DATA FOR ANALYSIS ->
■ ■ ■ ■ ■ ■ ■

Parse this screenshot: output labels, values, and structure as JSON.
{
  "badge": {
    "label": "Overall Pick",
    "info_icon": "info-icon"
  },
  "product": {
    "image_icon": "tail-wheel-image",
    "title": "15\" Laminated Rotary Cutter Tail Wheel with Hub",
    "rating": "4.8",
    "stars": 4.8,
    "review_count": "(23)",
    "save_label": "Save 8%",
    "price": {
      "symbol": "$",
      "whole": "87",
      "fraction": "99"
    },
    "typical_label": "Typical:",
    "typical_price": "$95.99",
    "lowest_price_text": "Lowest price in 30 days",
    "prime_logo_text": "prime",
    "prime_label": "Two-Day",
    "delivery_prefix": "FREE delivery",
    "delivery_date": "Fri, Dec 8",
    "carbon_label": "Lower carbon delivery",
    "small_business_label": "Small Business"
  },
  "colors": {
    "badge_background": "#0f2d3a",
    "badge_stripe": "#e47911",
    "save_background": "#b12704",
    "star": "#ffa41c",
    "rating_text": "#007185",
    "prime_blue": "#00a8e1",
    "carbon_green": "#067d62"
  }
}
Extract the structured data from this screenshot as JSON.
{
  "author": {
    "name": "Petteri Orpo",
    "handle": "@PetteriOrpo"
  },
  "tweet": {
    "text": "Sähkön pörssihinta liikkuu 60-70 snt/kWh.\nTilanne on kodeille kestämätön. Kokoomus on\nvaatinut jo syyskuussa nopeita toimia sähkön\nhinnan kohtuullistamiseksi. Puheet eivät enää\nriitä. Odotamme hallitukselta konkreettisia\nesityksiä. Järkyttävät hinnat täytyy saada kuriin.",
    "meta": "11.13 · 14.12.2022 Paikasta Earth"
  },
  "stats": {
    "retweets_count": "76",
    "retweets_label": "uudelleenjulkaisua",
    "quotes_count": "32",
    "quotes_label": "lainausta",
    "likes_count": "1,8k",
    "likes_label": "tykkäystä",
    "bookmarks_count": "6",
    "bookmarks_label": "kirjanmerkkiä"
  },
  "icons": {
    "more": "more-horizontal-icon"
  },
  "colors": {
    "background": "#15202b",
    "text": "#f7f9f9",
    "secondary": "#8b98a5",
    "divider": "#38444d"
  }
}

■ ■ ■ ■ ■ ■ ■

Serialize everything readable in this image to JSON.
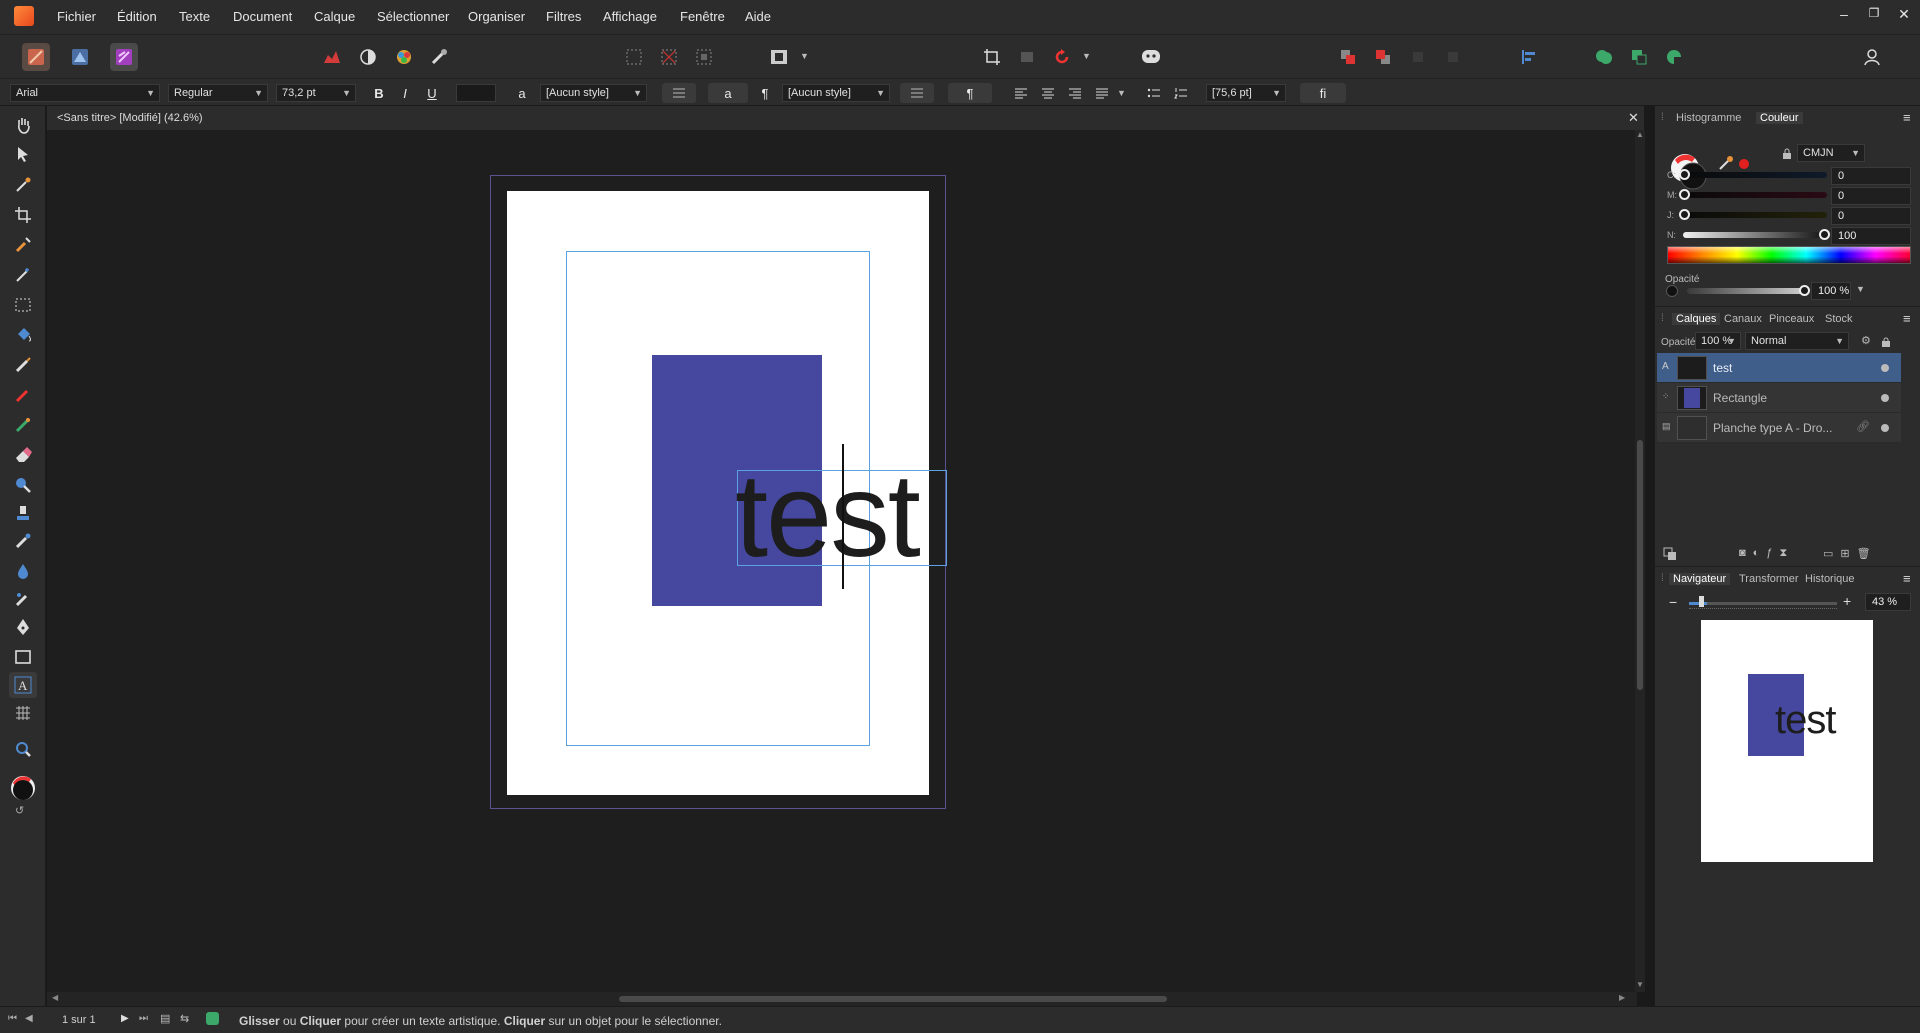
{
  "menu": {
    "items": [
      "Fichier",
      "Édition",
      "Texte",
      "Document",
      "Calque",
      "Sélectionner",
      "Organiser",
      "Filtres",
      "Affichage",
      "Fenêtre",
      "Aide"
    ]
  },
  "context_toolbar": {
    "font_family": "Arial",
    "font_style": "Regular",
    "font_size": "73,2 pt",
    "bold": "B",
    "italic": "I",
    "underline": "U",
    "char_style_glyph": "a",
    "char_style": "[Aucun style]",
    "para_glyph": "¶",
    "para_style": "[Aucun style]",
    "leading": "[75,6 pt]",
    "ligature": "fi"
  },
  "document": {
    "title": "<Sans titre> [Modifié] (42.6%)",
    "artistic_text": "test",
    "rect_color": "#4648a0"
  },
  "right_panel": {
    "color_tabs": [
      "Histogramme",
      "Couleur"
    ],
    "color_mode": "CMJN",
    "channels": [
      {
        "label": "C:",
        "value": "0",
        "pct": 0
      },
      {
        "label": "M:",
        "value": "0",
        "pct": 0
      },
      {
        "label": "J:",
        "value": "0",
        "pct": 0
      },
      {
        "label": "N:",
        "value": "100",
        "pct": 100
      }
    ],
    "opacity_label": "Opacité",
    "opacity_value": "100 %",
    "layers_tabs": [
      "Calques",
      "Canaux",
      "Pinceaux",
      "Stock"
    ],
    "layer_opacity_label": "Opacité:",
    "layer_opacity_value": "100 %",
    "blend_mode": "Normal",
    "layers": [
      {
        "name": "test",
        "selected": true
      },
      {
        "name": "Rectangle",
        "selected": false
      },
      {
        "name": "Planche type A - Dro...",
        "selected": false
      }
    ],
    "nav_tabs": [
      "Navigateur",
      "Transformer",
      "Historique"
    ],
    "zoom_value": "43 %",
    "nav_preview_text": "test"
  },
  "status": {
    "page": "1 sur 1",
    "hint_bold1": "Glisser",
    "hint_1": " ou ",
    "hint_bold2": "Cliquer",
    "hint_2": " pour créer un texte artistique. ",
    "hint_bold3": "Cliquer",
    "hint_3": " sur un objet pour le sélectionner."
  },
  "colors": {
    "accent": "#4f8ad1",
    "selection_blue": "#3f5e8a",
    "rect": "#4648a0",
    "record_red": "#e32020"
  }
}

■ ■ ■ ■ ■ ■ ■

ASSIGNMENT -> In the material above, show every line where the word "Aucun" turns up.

RESPONSE ->
    "char_style": "[Aucun style]",
    "para_style": "[Aucun style]",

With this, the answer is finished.